At KIPP, some of the daydreaming persisted, but the intense you’re-going-to-college message slowly sank in. “Even if I didn’t want to go to college, I mean, it was the only thing I had known. The only field trips I had been on were to colleges.” A talented trumpet player and jazz musician, Escalante took advantage of some KIPP-sponsored trips to jazz programs. In the end, he chose Norfolk State University. There, by his own description, he became a textbook case of what happens when a tightly controlled high school student, who was in school every day until 5 p.m., lands on a college campus where classes often conclude at noon. What to do? Escalante held it together for one semester, but by the second semester he fell into the party scene and by the second half of his sophomore year lost his scholarship. “I was out.”

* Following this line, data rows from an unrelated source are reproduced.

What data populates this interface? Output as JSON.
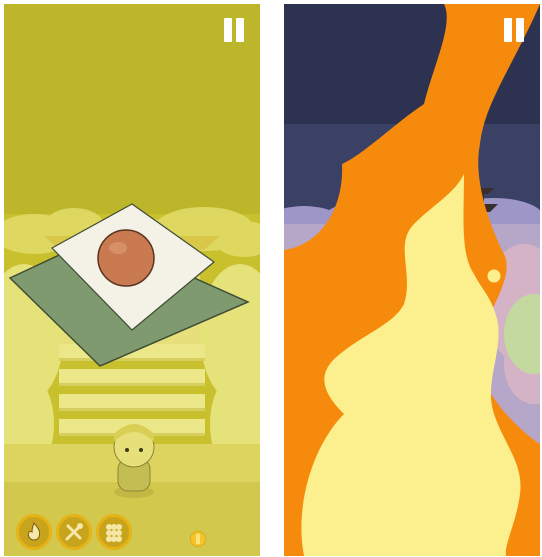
{
  "screens": [
    {
      "id": "left",
      "background_color": "#c9c02e",
      "pause_icon": "pause-icon",
      "hud": {
        "buttons": [
          "fire-icon",
          "tools-icon",
          "grid-icon"
        ],
        "currency_icon": "coin-icon"
      },
      "scene": {
        "object": "rice-cake-on-cushion",
        "character": "ninja-kid"
      }
    },
    {
      "id": "right",
      "background_color": "#2c3250",
      "pause_icon": "pause-icon",
      "scene": {
        "object": "flame-blast"
      }
    }
  ],
  "colors": {
    "gold": "#e5b315",
    "flame_orange": "#f68a0d",
    "flame_yellow": "#fbf08d",
    "cushion_green": "#7f9a6f"
  }
}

Escalante went back home to Gaston, moved in with his mother, and worked a series of jobs, ranging from a packing job in a peanut factory to stocking shelves at a Food Lion. “My supervisor at Food Lion would say to me, ‘You’re so smart, why are you working here?’” Eventually, the pressure got to him, and he enrolled in community college to push up his GPA to the point where he could return to a four-year university, North Carolina’s Elizabeth City State University, from which he will graduate with a degree in music. His dream job: a high school band director, probably at KIPP.
This is an excerpt from the new Richard Whitmire book The B.A. Breakthrough: How Ending Diploma Disparities Can Change the Face of America. See more excerpts, profiles, commentaries, videos, and additional data behind the book at The74Million.org/Breakthrough.
Disclosure: The Walton Family Foundation funded a writing fellowship that helped produce The B.A. Breakthrough and provides financial support to The 74. The 74’s CEO, Stephen Cockrell, served as director of external impact for the KIPP Foundation from 2015 to 2019. He played no part in the reporting or editing of this story.Submit a Letter to the Editor